By Randy Gonzales
University Relations and Marketing
HAYS, Kan. -- Gene Klein remembers that day 73 years ago when soldiers showed up at his family’s home in Beregszasz, Hungary -- then known as Czechoslovakia. The Jewish family of five was put on a train and transported to the Nazi concentration camp, Auschwitz.
At the camp, the 16-year-old Klein remembers his family getting in a line in front of a Nazi SS officer with shiny boots and a riding crop, a small whip. He pointed one way or the other when each person reached the front of the line. Klein’s father was pointed in one direction, the son in the other. The son would become a slave laborer. The father went to the gas chamber.
“I never saw my father again,” Klein said Thursday night before a jam-packed audience at Beach/Schmidt Performing Arts Center on the campus of Fort Hays State University.
Earlier in the day, Klein, now 89, met informally with FHSU students and faculty at Forsyth Library. He mentioned his daughter’s book about the Klein family’s experience at Auschwitz, where historians estimate more than a million Jews were killed. In all, six million Jews -- two-thirds of their European population -- were killed by the Nazis in World War II.
Tanner Hallagin, a Fort Hays State freshman from Hays, listened to Klein Thursday afternoon and planned to attend his speech that night.
“I didn’t know much about the Holocaust; I wanted to know more,” he said. “He talked about his father for the last time.

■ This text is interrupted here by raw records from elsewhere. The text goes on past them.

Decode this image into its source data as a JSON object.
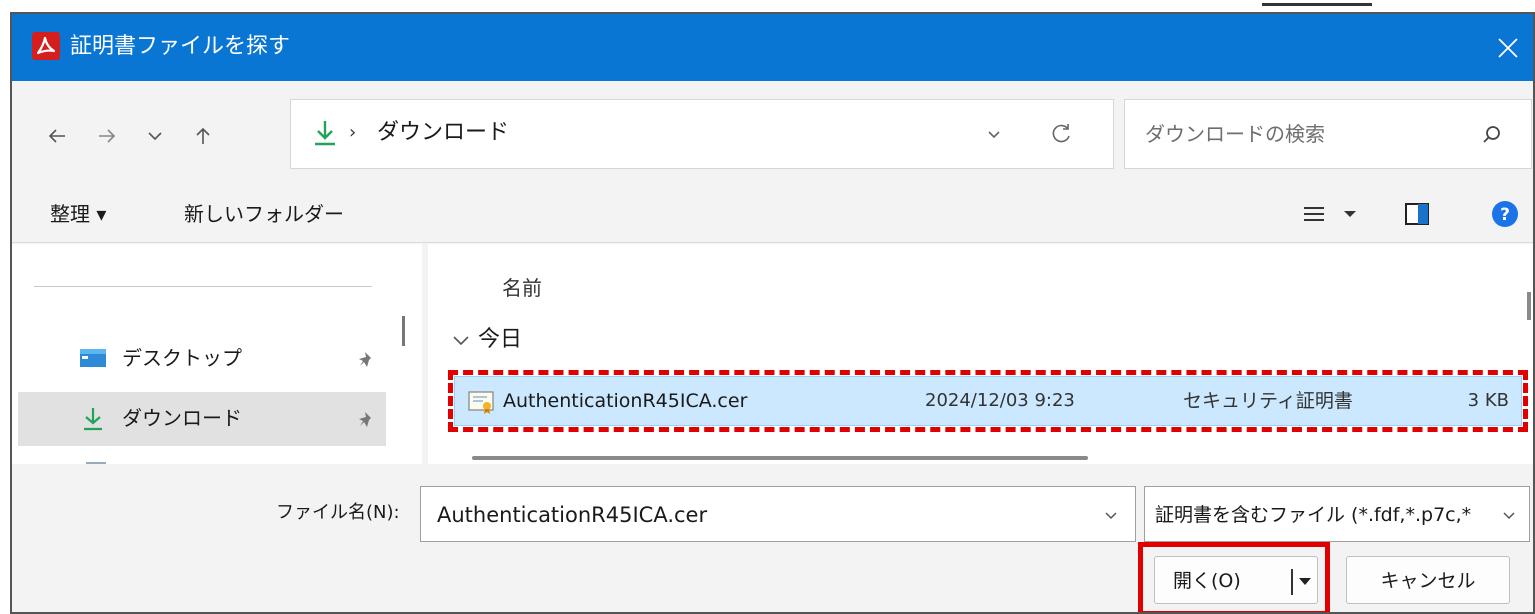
{
  "dialog": {
    "title": "証明書ファイルを探す",
    "close_icon": "close-icon"
  },
  "nav": {
    "back_icon": "back-arrow-icon",
    "forward_icon": "forward-arrow-icon",
    "recent_icon": "chevron-down-icon",
    "up_icon": "up-arrow-icon"
  },
  "address": {
    "location": "ダウンロード",
    "separator": "›"
  },
  "search": {
    "placeholder": "ダウンロードの検索"
  },
  "toolbar": {
    "organize_label": "整理 ▾",
    "new_folder_label": "新しいフォルダー"
  },
  "sidebar": {
    "items": [
      {
        "label": "デスクトップ",
        "icon": "desktop-icon"
      },
      {
        "label": "ダウンロード",
        "icon": "download-icon"
      }
    ]
  },
  "file_list": {
    "column_name": "名前",
    "group_label": "今日",
    "files": [
      {
        "name": "AuthenticationR45ICA.cer",
        "date": "2024/12/03 9:23",
        "type": "セキュリティ証明書",
        "size": "3 KB"
      }
    ]
  },
  "footer": {
    "filename_label": "ファイル名(N):",
    "filename_value": "AuthenticationR45ICA.cer",
    "filetype_value": "証明書を含むファイル (*.fdf,*.p7c,*",
    "open_label": "開く(O)",
    "cancel_label": "キャンセル"
  },
  "colors": {
    "titlebar": "#0a76d4",
    "selection": "#cce8ff",
    "highlight": "#e00000"
  }
}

I’m kind of speechless.”
In Jill Gabrielle Klein’s book, “We Got the Water: Tracing My Family’s Path Through Auschwitz,” she wrote about that pivotal moment when her grandfather was selected for death by the Nazis. In that passage, Klein recounted Thursday afternoon in a voice choked with emotion, he told how in his granddaughter’s mind she goes to her grandfather, holds his hand and walks with him all the way to the gas chamber.
“I usually don’t talk about this part because I know I’m going to break down,” Klein said while using a white handkerchief to wipe tears from his eyes.
Klein’s talk Thursday night was in front of a rapt audience which listened intently to every word, every story. Afterward, the audience gave Klein a standing ovation.
“I have no words; it’s so breathtaking,” Hays High School junior Erin Muirhead said. “I have no idea how people endured all this.”
Muirhead was appreciative of FHSU bringing Klein to Hays.
“It’s so cool this actually came to Hays,” she said. “It makes me proud to be part of Hays.”
Jacob Hoss, a Fort Hays State sophomore from Ness City, was also impressed by what he heard.
“It definitely puts it into perspective,” he said. “It’s just amazing people can survive something like that. It makes you realize how good you have it here. I definitely learned a lot tonight.”
Klein hopes America can learn some lessons, too. He is concerned about the future of the country he first immigrated to in 1947, the country where he later served in the U.S. Army and became an American citizen. Klein is worried about the rise of hate crimes.
“My concern is very simple,” he said. “There is a definite parallel between Nazi Germany in the beginning in the 1930s and what’s happening in this country.”
Klein’s father, Herman, was a merchant. His mother’s name was Bertha, and Klein had two older sisters, Lilly and Oli. His father was a gentle man who liked to garden.
Klein, remembering his father, took offense when President Trump’s press secretary said recently that Hitler did not use poison gas.
“This is one human being who was killed by poison gas,” he said.
Klein has told his story to audiences large and small for three decades. He speaks about 30 to 40 times a year, usually in his home state of Florida. Klein was asked to speak at FHSU as part of a group project by Fort Hays State students who attended the National Campus Leaders Summit at the United States Holocaust Memorial Museum in Washington, D.C. The trip was part of FHSU’s Embrace Difference campaign by the Center for Civic Leadership.
One requirement for attending the summit was having a project related to the museum’s purpose. Hollie Marquess, instructor of history at FHSU, had her world civilization class read the book written by Klein’s daughter in the fall 2016 semester. The feedback was positive from her students, so Marquess reached out to Klein about making an appearance on the FHSU campus as part of the project. Marquess and Dr. Paul Nienkamp, assistant professor of history, led five students to Washington in January.
Sponsors for Klein’s visit to FHSU were the Department of History, the Center for Civic Leadership, Phi Alpha Theta, the Honors College, the Department of Leadership Studies and the Department of Political Science.
“This has been amazing, to sit and visit with him,” Marquess said. “He has so many stories. I have been over the moon.”
Klein survived a year in Auschwitz before being liberated by the Russians, as did his mother and two sisters. He has been told that having one family member survive would be what to be expected at best, yet four of the five members of Klein’s family survived.
Now, Klein tells his family’s story.
“I am going to be the speaker for the Holocaust,” he said.